What About Protein?
Not eating meat once a week doesn’t mean you need to go without protein. Several meatless protein sources exist including pulses like beans and lentils, nuts, quinoa, eggs, seeds, dairy and some vegetables. If you choose to consume soy, go for organic and fermented soy like tempeh, which you can find at Trader Joe’s, or miso.
The average woman needs about 46 to 75 grams of protein per day, so check the protein content on what you’re eating. Protein consumption should be on the higher end if you’re more active.
You can find tons of meatless recipes with a simple Google search. And we’re not talking about just tofu. Chances are, all your meals don’t usually contain meat in them anyway or the meat can be easily swapped out with a protein like beans, lentils, tempeh, etc. so it should hopefully be pretty easy to go meatless for one day.
Keep in mind that just because something is meatless doesn’t make it automatically healthy. Some recipes are smothered in cheese or have a lot of oil, flour or sugar, so find what works for you.
Try these easy overnight oats recipes that are energizing, full of different flavors and can be made gluten-free and dairy-free too. Oats have natural protein, as do mix-ins or toppings like nuts, seeds or nut/seed butter.
Make a delicious smoothie that just happens to have greens it. Add a protein powder you like or some nuts or nut butter you like for more protein.
Make this easy, protein-packed bowl from our 7 easy meals in a bowl series. Sub white rice with brown rice or quinoa if you like or make easy cauliflower rice (or buy it) if you want to go grain-free and get more veggies.
Create the classic or kick it up a notch with some of our better PB&J ideas and recipes. Pro tips: Find organic or gluten-free bread, nut butter without added oil and sugar, and jelly sweetened with just fruit.
Lentil or Bean Pasta
Several lentil and bean pastas exist right now that taste as good as regular pasta but are packed with protein and fiber so they’re filling. You can try Banza (made with chickpeas), Trader Joe’s organic lentil pasta (made with just lentils), Explore Cuisine bean and lentil pastas and Modern Table Meals lentil pasta.
Simply cook up one of these pastas, mix with no-sugar-added pasta sauce like Muir Glen, and add sautéed veggies like mushrooms or zucchini or serve veggies on the side. Boom. Dinner is served. Make a big batch ahead of time for several meals.
Make one of these 14 easy vegetarian stir-fry dishes.
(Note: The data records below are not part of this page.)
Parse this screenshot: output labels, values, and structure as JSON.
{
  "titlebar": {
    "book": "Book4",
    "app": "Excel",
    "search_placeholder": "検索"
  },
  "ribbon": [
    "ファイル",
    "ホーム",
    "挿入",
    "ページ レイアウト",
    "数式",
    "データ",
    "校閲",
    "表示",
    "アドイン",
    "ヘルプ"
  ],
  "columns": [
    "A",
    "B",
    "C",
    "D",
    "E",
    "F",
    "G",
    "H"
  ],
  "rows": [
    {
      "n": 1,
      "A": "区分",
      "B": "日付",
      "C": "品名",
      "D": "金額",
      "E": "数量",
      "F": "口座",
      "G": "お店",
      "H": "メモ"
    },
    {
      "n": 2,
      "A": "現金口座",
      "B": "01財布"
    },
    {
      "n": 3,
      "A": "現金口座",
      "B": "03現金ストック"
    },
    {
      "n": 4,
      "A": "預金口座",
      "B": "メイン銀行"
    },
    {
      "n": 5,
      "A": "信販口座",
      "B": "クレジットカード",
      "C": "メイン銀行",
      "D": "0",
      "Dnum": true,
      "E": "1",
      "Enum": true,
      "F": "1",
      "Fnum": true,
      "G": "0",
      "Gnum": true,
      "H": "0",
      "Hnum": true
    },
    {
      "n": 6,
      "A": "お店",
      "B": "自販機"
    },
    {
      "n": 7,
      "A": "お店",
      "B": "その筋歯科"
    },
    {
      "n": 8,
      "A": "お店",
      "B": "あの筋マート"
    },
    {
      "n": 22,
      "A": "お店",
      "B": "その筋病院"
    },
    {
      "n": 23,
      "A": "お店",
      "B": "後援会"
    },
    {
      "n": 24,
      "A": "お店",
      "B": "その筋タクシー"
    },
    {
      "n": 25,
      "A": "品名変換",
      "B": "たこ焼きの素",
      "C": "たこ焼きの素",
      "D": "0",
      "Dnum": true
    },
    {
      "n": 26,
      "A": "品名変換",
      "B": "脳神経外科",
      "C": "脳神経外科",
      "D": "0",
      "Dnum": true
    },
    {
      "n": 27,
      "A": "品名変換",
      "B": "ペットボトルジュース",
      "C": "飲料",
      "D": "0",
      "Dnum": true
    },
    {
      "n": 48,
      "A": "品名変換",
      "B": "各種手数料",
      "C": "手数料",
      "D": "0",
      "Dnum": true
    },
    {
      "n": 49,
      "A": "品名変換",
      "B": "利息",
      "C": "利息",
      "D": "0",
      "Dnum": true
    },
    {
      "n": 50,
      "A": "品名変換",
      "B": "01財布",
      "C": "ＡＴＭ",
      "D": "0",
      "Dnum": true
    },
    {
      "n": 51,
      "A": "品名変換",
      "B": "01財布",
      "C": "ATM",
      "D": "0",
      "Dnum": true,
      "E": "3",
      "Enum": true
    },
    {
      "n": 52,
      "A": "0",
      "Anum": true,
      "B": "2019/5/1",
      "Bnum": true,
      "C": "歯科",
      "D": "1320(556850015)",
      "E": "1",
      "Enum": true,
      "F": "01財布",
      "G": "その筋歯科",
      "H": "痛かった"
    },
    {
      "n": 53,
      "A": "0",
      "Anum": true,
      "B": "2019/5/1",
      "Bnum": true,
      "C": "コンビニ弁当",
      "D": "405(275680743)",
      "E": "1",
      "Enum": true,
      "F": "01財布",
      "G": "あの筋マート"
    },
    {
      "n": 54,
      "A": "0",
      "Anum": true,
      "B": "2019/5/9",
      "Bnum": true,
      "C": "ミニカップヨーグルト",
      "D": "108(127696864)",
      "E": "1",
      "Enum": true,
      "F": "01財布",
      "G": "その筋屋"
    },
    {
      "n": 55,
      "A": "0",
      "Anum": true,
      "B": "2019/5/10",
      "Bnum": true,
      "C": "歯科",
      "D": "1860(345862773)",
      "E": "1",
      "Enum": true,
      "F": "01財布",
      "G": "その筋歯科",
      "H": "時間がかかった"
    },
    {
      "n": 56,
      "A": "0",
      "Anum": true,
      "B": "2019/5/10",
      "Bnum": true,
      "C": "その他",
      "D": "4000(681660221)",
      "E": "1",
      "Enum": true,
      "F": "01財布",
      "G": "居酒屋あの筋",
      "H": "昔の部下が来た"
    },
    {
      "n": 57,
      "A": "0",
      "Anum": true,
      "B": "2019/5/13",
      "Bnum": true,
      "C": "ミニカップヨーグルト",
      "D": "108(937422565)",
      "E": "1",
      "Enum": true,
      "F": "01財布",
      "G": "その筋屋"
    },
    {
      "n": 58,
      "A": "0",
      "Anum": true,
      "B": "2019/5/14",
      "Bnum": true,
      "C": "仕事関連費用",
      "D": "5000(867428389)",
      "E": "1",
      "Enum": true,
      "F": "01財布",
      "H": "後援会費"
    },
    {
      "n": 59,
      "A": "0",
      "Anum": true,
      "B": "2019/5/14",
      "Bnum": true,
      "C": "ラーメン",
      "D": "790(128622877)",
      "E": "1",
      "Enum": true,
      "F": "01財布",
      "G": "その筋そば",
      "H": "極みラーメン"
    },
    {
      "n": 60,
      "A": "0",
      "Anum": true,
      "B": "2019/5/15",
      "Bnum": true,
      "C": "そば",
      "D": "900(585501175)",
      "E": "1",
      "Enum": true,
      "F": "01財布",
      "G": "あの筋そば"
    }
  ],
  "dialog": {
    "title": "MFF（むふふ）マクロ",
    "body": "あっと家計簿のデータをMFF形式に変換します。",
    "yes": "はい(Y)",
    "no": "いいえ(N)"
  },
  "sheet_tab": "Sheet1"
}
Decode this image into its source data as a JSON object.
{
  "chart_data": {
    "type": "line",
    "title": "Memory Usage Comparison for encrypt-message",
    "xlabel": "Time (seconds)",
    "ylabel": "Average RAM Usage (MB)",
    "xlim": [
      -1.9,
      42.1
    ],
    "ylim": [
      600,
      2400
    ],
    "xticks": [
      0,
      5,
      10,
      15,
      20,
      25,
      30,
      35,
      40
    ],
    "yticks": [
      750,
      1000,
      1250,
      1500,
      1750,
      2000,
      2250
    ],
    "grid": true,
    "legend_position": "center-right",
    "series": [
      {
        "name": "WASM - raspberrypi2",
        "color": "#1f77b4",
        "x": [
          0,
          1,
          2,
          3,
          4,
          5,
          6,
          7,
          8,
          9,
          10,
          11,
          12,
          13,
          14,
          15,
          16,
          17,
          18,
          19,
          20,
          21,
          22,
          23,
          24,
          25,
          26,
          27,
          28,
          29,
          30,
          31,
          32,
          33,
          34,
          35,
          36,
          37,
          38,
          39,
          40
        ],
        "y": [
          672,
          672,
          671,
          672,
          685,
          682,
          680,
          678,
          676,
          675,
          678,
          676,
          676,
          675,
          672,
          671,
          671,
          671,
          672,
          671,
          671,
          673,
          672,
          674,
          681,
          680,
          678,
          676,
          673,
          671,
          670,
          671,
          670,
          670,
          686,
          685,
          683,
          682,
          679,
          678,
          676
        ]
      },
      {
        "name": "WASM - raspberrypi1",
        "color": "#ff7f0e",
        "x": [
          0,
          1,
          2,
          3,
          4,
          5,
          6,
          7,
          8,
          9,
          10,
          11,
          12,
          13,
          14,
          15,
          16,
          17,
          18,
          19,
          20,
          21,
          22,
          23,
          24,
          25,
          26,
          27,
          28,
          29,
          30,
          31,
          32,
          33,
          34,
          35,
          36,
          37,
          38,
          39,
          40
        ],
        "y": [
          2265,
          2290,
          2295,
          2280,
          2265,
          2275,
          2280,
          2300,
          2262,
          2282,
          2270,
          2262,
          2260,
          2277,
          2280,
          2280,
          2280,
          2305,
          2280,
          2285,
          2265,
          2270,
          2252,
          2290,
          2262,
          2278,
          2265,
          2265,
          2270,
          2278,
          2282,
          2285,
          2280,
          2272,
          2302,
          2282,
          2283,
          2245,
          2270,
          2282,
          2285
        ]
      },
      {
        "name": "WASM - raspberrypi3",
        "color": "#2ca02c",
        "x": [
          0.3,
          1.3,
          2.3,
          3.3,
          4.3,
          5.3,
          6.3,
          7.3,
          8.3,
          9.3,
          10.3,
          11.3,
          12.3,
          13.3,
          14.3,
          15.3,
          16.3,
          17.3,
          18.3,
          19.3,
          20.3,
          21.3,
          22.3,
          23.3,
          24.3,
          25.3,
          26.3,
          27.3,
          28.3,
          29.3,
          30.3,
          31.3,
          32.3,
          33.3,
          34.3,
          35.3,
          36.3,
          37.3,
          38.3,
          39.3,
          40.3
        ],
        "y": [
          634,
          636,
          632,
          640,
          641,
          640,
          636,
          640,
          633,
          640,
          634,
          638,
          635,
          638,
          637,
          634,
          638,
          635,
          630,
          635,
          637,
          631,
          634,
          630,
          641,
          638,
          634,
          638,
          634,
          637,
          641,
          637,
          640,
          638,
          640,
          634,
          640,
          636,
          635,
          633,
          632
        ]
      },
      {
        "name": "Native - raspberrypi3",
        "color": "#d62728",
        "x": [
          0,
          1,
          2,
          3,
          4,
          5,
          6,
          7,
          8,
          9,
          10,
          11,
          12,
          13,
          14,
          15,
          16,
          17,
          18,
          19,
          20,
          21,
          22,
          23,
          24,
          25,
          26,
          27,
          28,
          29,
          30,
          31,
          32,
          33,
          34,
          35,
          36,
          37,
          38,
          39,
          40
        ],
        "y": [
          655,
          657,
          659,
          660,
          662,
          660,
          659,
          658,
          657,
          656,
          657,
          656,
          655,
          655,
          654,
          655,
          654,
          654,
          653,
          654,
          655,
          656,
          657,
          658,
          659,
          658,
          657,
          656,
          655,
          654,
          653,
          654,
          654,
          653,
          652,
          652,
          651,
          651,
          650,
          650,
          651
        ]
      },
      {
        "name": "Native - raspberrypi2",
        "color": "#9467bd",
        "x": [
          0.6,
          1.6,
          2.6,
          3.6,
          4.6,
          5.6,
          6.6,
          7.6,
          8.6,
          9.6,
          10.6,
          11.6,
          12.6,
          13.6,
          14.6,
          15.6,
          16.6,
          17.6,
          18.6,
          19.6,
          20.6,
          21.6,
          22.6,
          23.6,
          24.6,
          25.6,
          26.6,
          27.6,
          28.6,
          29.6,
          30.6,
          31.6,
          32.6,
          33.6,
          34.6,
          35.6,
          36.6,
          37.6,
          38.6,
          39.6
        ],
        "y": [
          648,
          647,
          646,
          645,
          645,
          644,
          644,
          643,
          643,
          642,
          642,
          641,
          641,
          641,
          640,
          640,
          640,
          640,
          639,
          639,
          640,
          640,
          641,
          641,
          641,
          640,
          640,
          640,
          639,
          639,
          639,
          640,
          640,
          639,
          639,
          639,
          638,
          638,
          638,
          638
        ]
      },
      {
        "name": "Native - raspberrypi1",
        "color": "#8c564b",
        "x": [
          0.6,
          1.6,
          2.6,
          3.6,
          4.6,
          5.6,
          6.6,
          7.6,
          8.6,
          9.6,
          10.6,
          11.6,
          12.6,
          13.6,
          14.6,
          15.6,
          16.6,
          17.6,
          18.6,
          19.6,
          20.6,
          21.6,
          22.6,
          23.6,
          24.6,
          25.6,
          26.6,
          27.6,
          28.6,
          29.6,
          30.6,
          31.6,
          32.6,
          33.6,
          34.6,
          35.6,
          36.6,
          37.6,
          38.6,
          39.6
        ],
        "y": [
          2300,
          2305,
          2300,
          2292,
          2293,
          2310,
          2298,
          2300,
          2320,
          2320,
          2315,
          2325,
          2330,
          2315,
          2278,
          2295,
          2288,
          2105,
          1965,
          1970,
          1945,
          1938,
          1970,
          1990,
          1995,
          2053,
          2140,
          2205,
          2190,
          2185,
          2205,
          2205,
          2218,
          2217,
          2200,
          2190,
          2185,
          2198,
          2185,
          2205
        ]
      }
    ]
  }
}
Add chickpeas or tempeh for extra protein.
Jessica Hamlin is an LA-born and bred journalist and editor who started taking pictures of food back when everyone used film cameras. A graduate of the Institute for Integrative Nutrition’s health coach training program, she’s passionate about wellness and enjoys making and discovering delicious and healthy food. Her work has appeared in Clean Plates, NPR affiliate KPCC, AOL, and Eater LA.